This winter, Phillips will present an exhibition devoted to the esteemed photographer Laura Wilson and her experiences in the American West. That Day: Laura Wilson, Pictures in the American West is a travelling exhibition comprised of eighty-two photographs that will be on view in Phillips’ Park Avenue galleries from 3 January to 9 February. The works in the exhibition, which chronicle Wilson’s three-decades-long exploration of the United States, have been generously loaned by a devoted private collector for a tour across the country. As the photographs have rarely been exhibited, this provides viewers in the Northeast with a unique opportunity to see and appreciate Wilson’s masterful view of the Great Plains and Western landscape. The exhibition was previously on view at The Amon Carter Museum of American Art in Fort Worth, Texas, which also introduced the world to Richard Avedon’s In the American West, the project Wilson famously assisted with from 1979-1985. Following its tour to New York, That Day: Laura Wilson, Pictures in the American West will be exhibited at the Whitney Western Art Museum in Cody, Wyoming.
“I took these pictures in the West over the course of nearly thirty-five years,” said Laura Wilson. “Some were taken on assignment from magazines or newspapers; others were taken on my own. I photographed what interested me and I was drawn to people who live in an enclosed world – those people who live in isolated communities, whether by circumstance or accomplishment. I hope that those who are able to view the exhibition at Phillips share my interest in the people and places that compose this incredible region.”
Rachel Peart, Phillips’ Photographs Specialist, said, “Laura Wilson has established herself as one of the most significant contemporary photographers of the great American West. The works in this exhibition explore the diverse characteristics that compose the region’s rich identity, from cattle ranches and vast landscapes, to local debutantes and world-famous artists. We are delighted to work with both Mrs. Wilson, and the devoted collector who has acquired these stunning works, in bringing them to the public in New York for the first time.”
Laura Wilson lived in the small town of Norwell, Massachusetts, until 1966 when she moved to Dallas after her husband was hired by the city’s television and radio stations. While living there, she was keen to pursue a career for herself in photography, going as far as building a darkroom in their house. She eventually met Richard Avedon, who hired Wilson to assist him with what has since become known as a defining moment in his career – a project entitled In the American West: Photographs by Richard Avedon. For six summers, she travelled with him around the country, all the while taking her own photographs and keeping notes documenting Avedon’s creative process, which eventually led to a book called Avedon at Work. In the thirty years since her travels with Avedon, Wilson has published five separate books of her own photography. Her work has also appeared in such publications as The New York Times Magazine, The New Yorker, Vanity Fair, and GQ, among others.
Highlights from The Exhibition

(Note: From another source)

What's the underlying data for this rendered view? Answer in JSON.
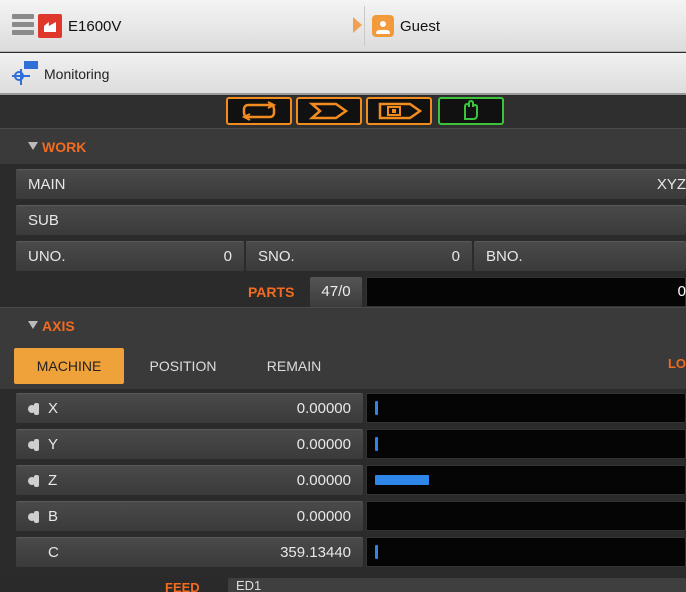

Among the highlights of the exhibition is Emma, Hutterite Girl in Field, Duncan Ranch Colony, Harlowton, Montana, June 17, 1994. The Hutterites are a group of people who have largely resided in the Great Plains of the United States, as well as Western Canada, since the 1870s. They remain far removed from mainstream America in an attempt to preserve their communal identity, strictly adhering to their traditions and beliefs. Photography is explicitly against Hutterite beliefs, a fact that Wilson was very much aware of during her many visits to the region. Beginning in 1985, she made several trips to the colonies in Montana and did not take a single photo. Eventually, however, as Wilson gained their trust, and as it was made clear the photos would be in black and white, she was permitted to work among them. She continued to return to the area for fourteen years, eventually publishing a book in 2000 called Hutterites of Montana. On her last visit there, she recalls that some members of the colony were in fact hopeful that her book would bring awareness of the people and their beliefs to the rest of the world.
Additional highlights from the exhibition include a portrait of artist Bruce Nauman on his ranch in New Mexico, vast landscapes of the Southwest deserts, and age-old traditions, such as Laredo’s annual Colonial Pageant and Ball. These works uniquely capture the diverse spirit of the great American West, a region that continues to inspire artists across the globe.